The expected output is the full set of entries, retyped verbatim, pictures excluded.

##############################

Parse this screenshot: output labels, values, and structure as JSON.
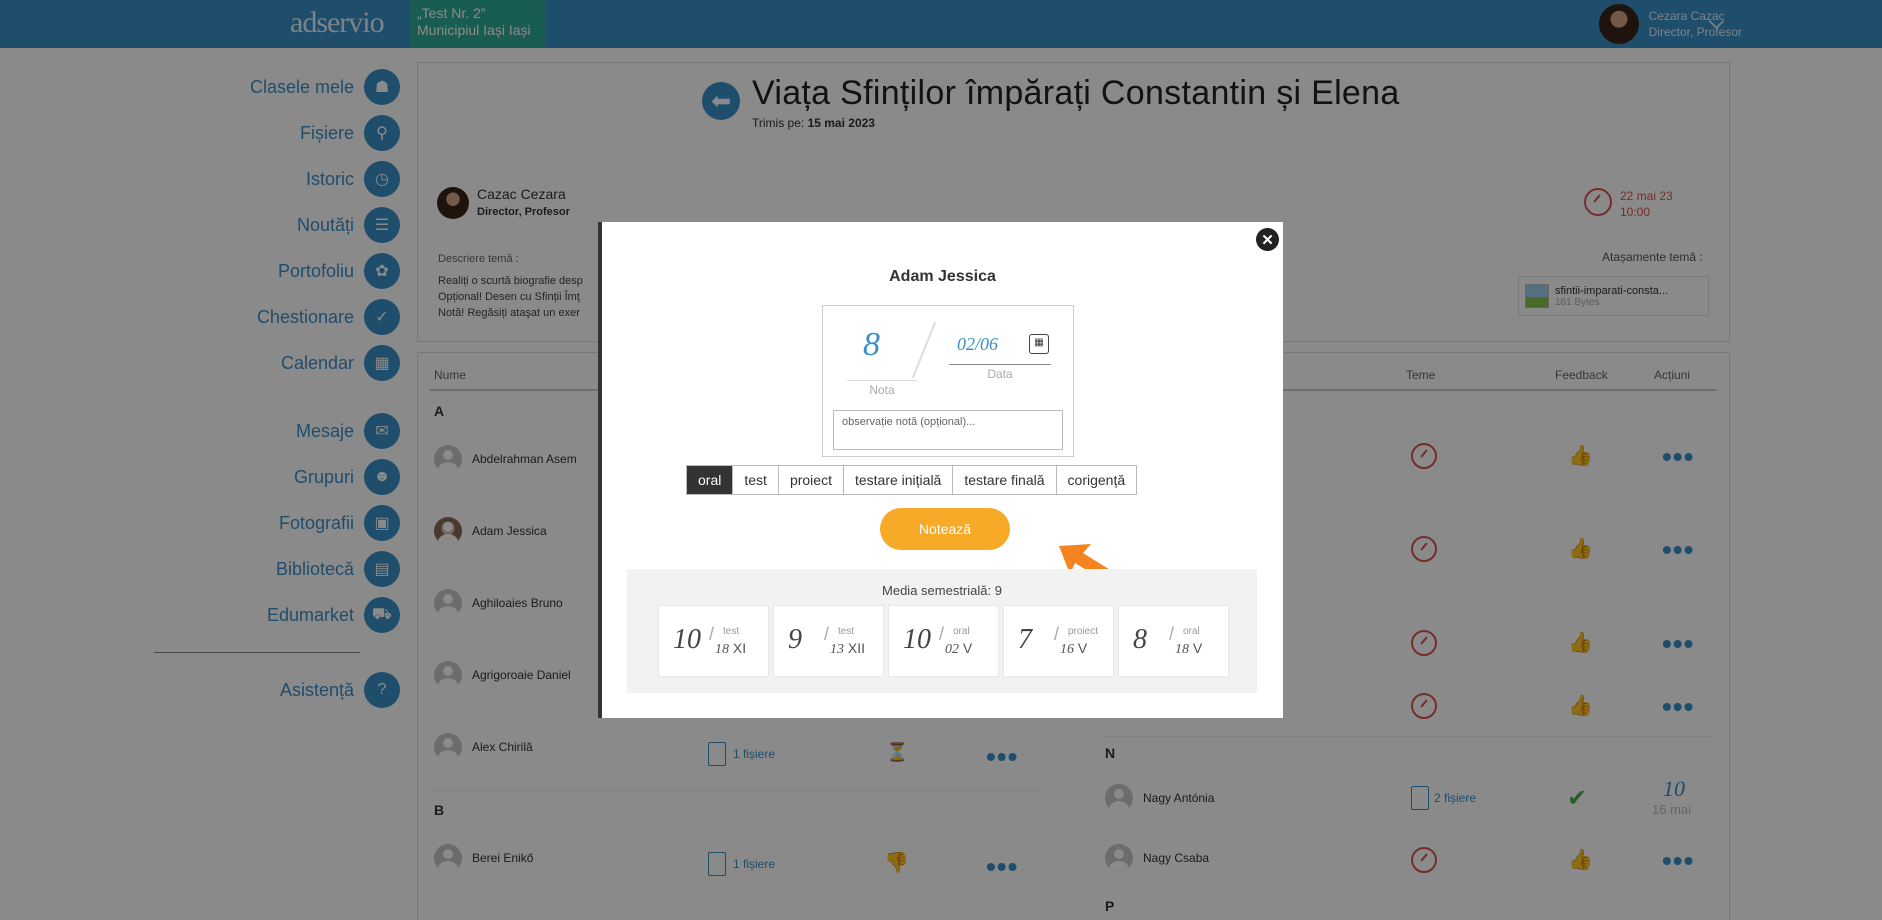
{
  "topbar": {
    "logo": "adservio",
    "school_line1": "„Test Nr. 2”",
    "school_line2": "Municipiul Iași Iași",
    "user_name": "Cezara Cazac",
    "user_role": "Director, Profesor"
  },
  "sidebar": {
    "items": [
      {
        "label": "Clasele mele",
        "icon": "classes-icon"
      },
      {
        "label": "Fișiere",
        "icon": "paperclip-icon"
      },
      {
        "label": "Istoric",
        "icon": "history-icon"
      },
      {
        "label": "Noutăți",
        "icon": "news-icon"
      },
      {
        "label": "Portofoliu",
        "icon": "portfolio-icon"
      },
      {
        "label": "Chestionare",
        "icon": "checklist-icon"
      },
      {
        "label": "Calendar",
        "icon": "calendar-icon"
      },
      {
        "label": "Mesaje",
        "icon": "mail-icon"
      },
      {
        "label": "Grupuri",
        "icon": "groups-icon"
      },
      {
        "label": "Fotografii",
        "icon": "photos-icon"
      },
      {
        "label": "Bibliotecă",
        "icon": "library-icon"
      },
      {
        "label": "Edumarket",
        "icon": "cart-icon"
      }
    ],
    "help": "Asistență"
  },
  "assignment": {
    "title": "Viața Sfinților împărați Constantin și Elena",
    "sent_label": "Trimis pe:",
    "sent_date": "15 mai 2023",
    "author_name": "Cazac Cezara",
    "author_role": "Director, Profesor",
    "due_date": "22 mai 23",
    "due_time": "10:00",
    "desc_label": "Descriere temă :",
    "desc_lines": [
      "Realiți o scurtă biografie desp",
      "Opțional! Desen cu Sfinții Îmţ",
      "Notă! Regăsiți ataşat un exer"
    ],
    "attach_label": "Atașamente temă :",
    "attach_name": "sfintii-imparati-consta...",
    "attach_size": "161 Bytes"
  },
  "table": {
    "headers": {
      "nume": "Nume",
      "teme": "Teme",
      "feedback": "Feedback",
      "actiuni": "Acțiuni"
    },
    "left_rows": [
      {
        "letter": "A"
      },
      {
        "name": "Abdelrahman Asem"
      },
      {
        "name": "Adam Jessica"
      },
      {
        "name": "Aghiloaies Bruno"
      },
      {
        "name": "Agrigoroaie Daniel"
      },
      {
        "name": "Alex Chirilă",
        "files": "1 fișiere"
      },
      {
        "letter": "B"
      },
      {
        "name": "Berei Enikő",
        "files": "1 fișiere"
      }
    ],
    "right_rows": [
      {
        "letter": "N"
      },
      {
        "name": "Nagy Antónia",
        "files": "2 fișiere",
        "grade": "10",
        "grade_date": "16 mai"
      },
      {
        "name": "Nagy Csaba"
      },
      {
        "letter": "P"
      }
    ]
  },
  "modal": {
    "student": "Adam Jessica",
    "grade": "8",
    "grade_label": "Nota",
    "date": "02/06",
    "date_label": "Data",
    "obs_placeholder": "observație notă (opțional)...",
    "types": [
      "oral",
      "test",
      "proiect",
      "testare inițială",
      "testare finală",
      "corigență"
    ],
    "selected_type": "oral",
    "submit": "Notează",
    "average": "Media semestrială: 9",
    "grades": [
      {
        "value": "10",
        "type": "test",
        "day": "18",
        "month": "XI"
      },
      {
        "value": "9",
        "type": "test",
        "day": "13",
        "month": "XII"
      },
      {
        "value": "10",
        "type": "oral",
        "day": "02",
        "month": "V"
      },
      {
        "value": "7",
        "type": "proiect",
        "day": "16",
        "month": "V"
      },
      {
        "value": "8",
        "type": "oral",
        "day": "18",
        "month": "V"
      }
    ]
  },
  "colors": {
    "primary": "#3a8fc7",
    "teal": "#2eab9c",
    "accent": "#f7a928",
    "danger": "#d9534f"
  }
}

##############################

Answer to the exercise:
Parse this screenshot: output labels, values, and structure as JSON.
{
  "topbar": {
    "logo": "adservio",
    "school_line1": "„Test Nr. 2”",
    "school_line2": "Municipiul Iași Iași",
    "user_name": "Cezara Cazac",
    "user_role": "Director, Profesor"
  },
  "sidebar": {
    "items": [
      {
        "label": "Clasele mele",
        "icon": "classes-icon"
      },
      {
        "label": "Fișiere",
        "icon": "paperclip-icon"
      },
      {
        "label": "Istoric",
        "icon": "history-icon"
      },
      {
        "label": "Noutăți",
        "icon": "news-icon"
      },
      {
        "label": "Portofoliu",
        "icon": "portfolio-icon"
      },
      {
        "label": "Chestionare",
        "icon": "checklist-icon"
      },
      {
        "label": "Calendar",
        "icon": "calendar-icon"
      },
      {
        "label": "Mesaje",
        "icon": "mail-icon"
      },
      {
        "label": "Grupuri",
        "icon": "groups-icon"
      },
      {
        "label": "Fotografii",
        "icon": "photos-icon"
      },
      {
        "label": "Bibliotecă",
        "icon": "library-icon"
      },
      {
        "label": "Edumarket",
        "icon": "cart-icon"
      }
    ],
    "help": "Asistență"
  },
  "assignment": {
    "title": "Viața Sfinților împărați Constantin și Elena",
    "sent_label": "Trimis pe:",
    "sent_date": "15 mai 2023",
    "author_name": "Cazac Cezara",
    "author_role": "Director, Profesor",
    "due_date": "22 mai 23",
    "due_time": "10:00",
    "desc_label": "Descriere temă :",
    "desc_lines": [
      "Realiți o scurtă biografie desp",
      "Opțional! Desen cu Sfinții Îmţ",
      "Notă! Regăsiți ataşat un exer"
    ],
    "attach_label": "Atașamente temă :",
    "attach_name": "sfintii-imparati-consta...",
    "attach_size": "161 Bytes"
  },
  "table": {
    "headers": {
      "nume": "Nume",
      "teme": "Teme",
      "feedback": "Feedback",
      "actiuni": "Acțiuni"
    },
    "left_rows": [
      {
        "letter": "A"
      },
      {
        "name": "Abdelrahman Asem"
      },
      {
        "name": "Adam Jessica"
      },
      {
        "name": "Aghiloaies Bruno"
      },
      {
        "name": "Agrigoroaie Daniel"
      },
      {
        "name": "Alex Chirilă",
        "files": "1 fișiere"
      },
      {
        "letter": "B"
      },
      {
        "name": "Berei Enikő",
        "files": "1 fișiere"
      }
    ],
    "right_rows": [
      {
        "letter": "N"
      },
      {
        "name": "Nagy Antónia",
        "files": "2 fișiere",
        "grade": "10",
        "grade_date": "16 mai"
      },
      {
        "name": "Nagy Csaba"
      },
      {
        "letter": "P"
      }
    ]
  },
  "modal": {
    "student": "Adam Jessica",
    "grade": "8",
    "grade_label": "Nota",
    "date": "02/06",
    "date_label": "Data",
    "obs_placeholder": "observație notă (opțional)...",
    "types": [
      "oral",
      "test",
      "proiect",
      "testare inițială",
      "testare finală",
      "corigență"
    ],
    "selected_type": "oral",
    "submit": "Notează",
    "average": "Media semestrială: 9",
    "grades": [
      {
        "value": "10",
        "type": "test",
        "day": "18",
        "month": "XI"
      },
      {
        "value": "9",
        "type": "test",
        "day": "13",
        "month": "XII"
      },
      {
        "value": "10",
        "type": "oral",
        "day": "02",
        "month": "V"
      },
      {
        "value": "7",
        "type": "proiect",
        "day": "16",
        "month": "V"
      },
      {
        "value": "8",
        "type": "oral",
        "day": "18",
        "month": "V"
      }
    ]
  },
  "colors": {
    "primary": "#3a8fc7",
    "teal": "#2eab9c",
    "accent": "#f7a928",
    "danger": "#d9534f"
  }
}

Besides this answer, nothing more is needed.